When assessing risk, it is important to understand the relationships between news, weather and politics and prices in countries. This type of discrete hyper-local data is not readily available on the internet and is extremely important when predicting and forecasting economic, political and social trends. Multinationals looking for hyper-local economic data in emerging markets can face an arduous task. Information is often not readily available and locals are typically difficult to access.
A Findyr client needed weekly pricing data across the Middle East and North Africa (MENA) to track the correlation between the price of staples and political stability but had difficultly collecting reliable and consistent data from the often unstable countries of interest.
Findyr used its network of collectors across MENA to collect the prices of breads for the client. Findyr collectors recorded the prices of pre-selected types of breads in 3 markets in 21 cities on a weekly basis. Findyr’s client analyzed the data to relate to trends of the current political and social climate in the country. This type of data could be used for a multitude of purposes. For example, access to product availability and pricing would be especially useful for forecasting political risk, as well as for those in the business of supply chain management, allowing them to monitor the production chain from factory to shelf.
The final deliverable consisted of text data including:

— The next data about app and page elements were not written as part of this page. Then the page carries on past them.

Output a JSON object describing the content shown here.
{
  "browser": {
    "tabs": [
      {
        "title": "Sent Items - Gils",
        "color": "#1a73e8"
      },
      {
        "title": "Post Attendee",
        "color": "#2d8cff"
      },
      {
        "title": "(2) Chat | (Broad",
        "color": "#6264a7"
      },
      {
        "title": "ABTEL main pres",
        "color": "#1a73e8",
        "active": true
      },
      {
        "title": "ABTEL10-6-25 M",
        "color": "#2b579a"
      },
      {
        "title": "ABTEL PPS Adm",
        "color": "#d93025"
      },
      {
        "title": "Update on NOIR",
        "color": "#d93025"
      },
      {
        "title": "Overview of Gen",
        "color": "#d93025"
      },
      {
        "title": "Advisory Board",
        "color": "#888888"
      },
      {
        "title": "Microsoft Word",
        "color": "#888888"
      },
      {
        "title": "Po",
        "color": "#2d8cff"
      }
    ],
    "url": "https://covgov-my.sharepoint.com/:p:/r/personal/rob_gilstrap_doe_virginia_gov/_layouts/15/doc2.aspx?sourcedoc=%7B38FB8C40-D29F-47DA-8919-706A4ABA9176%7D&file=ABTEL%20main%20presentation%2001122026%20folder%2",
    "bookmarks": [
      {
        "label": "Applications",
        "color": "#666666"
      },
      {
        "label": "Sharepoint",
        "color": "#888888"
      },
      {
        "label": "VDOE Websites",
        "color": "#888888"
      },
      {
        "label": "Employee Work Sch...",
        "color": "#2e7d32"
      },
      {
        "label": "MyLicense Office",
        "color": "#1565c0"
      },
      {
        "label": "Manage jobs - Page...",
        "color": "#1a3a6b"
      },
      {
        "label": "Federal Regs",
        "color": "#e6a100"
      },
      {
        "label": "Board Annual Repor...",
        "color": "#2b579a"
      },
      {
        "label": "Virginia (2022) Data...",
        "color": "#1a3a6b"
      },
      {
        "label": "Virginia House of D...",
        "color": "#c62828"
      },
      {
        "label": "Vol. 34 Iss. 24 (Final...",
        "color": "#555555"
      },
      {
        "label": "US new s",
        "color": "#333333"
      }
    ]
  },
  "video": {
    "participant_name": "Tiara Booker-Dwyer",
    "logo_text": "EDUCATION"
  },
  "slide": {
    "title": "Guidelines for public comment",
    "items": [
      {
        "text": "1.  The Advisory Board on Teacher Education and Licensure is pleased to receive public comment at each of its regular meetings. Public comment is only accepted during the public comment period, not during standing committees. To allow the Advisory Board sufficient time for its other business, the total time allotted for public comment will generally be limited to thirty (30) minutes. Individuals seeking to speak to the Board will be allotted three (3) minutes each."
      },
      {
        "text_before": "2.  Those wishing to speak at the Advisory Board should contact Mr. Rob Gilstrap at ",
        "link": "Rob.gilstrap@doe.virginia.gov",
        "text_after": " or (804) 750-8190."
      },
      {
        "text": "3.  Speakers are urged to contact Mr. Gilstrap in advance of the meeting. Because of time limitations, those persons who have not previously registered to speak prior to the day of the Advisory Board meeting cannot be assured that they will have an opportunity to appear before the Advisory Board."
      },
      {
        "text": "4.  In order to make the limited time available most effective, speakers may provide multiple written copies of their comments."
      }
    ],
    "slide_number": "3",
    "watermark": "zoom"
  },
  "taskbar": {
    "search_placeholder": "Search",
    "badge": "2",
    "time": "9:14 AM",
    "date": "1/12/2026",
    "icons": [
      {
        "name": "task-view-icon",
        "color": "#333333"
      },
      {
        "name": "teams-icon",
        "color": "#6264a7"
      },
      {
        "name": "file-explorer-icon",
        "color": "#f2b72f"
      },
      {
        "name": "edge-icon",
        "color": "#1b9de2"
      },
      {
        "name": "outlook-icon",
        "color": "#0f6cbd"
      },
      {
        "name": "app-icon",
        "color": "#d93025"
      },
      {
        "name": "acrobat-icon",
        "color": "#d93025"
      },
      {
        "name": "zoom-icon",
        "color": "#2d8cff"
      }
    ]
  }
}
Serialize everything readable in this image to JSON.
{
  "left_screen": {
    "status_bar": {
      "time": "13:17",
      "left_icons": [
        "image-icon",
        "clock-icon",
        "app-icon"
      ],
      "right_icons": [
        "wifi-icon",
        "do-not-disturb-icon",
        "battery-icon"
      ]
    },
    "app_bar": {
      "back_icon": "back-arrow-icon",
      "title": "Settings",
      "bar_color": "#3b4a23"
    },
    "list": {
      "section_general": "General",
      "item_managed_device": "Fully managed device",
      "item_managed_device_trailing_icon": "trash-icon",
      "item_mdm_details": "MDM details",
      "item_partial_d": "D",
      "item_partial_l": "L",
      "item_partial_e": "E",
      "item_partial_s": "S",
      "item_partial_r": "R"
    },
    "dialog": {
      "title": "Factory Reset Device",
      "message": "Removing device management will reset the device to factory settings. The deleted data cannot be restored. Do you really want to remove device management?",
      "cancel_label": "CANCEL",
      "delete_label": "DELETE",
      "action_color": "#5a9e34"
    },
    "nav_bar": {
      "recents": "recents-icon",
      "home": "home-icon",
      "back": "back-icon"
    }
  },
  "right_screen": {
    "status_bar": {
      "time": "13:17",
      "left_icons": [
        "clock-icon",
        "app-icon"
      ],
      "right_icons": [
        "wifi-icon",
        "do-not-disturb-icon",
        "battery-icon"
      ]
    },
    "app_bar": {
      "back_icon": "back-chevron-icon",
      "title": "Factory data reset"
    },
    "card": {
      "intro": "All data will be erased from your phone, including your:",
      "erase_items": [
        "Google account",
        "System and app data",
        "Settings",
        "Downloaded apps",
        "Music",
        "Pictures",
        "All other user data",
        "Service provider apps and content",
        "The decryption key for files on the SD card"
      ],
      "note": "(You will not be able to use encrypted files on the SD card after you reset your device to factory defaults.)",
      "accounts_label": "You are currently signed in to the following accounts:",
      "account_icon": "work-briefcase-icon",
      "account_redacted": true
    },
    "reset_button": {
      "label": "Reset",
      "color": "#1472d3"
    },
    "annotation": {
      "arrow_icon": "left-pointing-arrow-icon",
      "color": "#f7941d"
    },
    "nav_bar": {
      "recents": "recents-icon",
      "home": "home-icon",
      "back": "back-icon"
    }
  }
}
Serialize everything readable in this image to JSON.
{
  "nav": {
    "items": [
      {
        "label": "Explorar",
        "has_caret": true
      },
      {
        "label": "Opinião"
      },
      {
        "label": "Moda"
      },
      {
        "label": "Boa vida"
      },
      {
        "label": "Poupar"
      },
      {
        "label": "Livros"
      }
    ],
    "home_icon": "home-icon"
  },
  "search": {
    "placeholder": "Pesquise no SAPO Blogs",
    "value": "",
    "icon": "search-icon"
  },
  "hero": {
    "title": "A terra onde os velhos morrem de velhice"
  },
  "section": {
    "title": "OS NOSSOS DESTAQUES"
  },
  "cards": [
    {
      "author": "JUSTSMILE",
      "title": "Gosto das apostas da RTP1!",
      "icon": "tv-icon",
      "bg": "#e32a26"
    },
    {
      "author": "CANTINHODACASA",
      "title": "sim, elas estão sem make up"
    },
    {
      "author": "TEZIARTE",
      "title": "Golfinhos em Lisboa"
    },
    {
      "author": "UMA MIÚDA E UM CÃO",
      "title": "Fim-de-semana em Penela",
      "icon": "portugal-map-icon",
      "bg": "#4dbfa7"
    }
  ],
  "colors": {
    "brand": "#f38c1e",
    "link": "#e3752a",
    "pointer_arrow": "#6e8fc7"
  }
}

A unique data point included photos of the bread prices, along with the metadata – GPS coordinates and time & date stamp.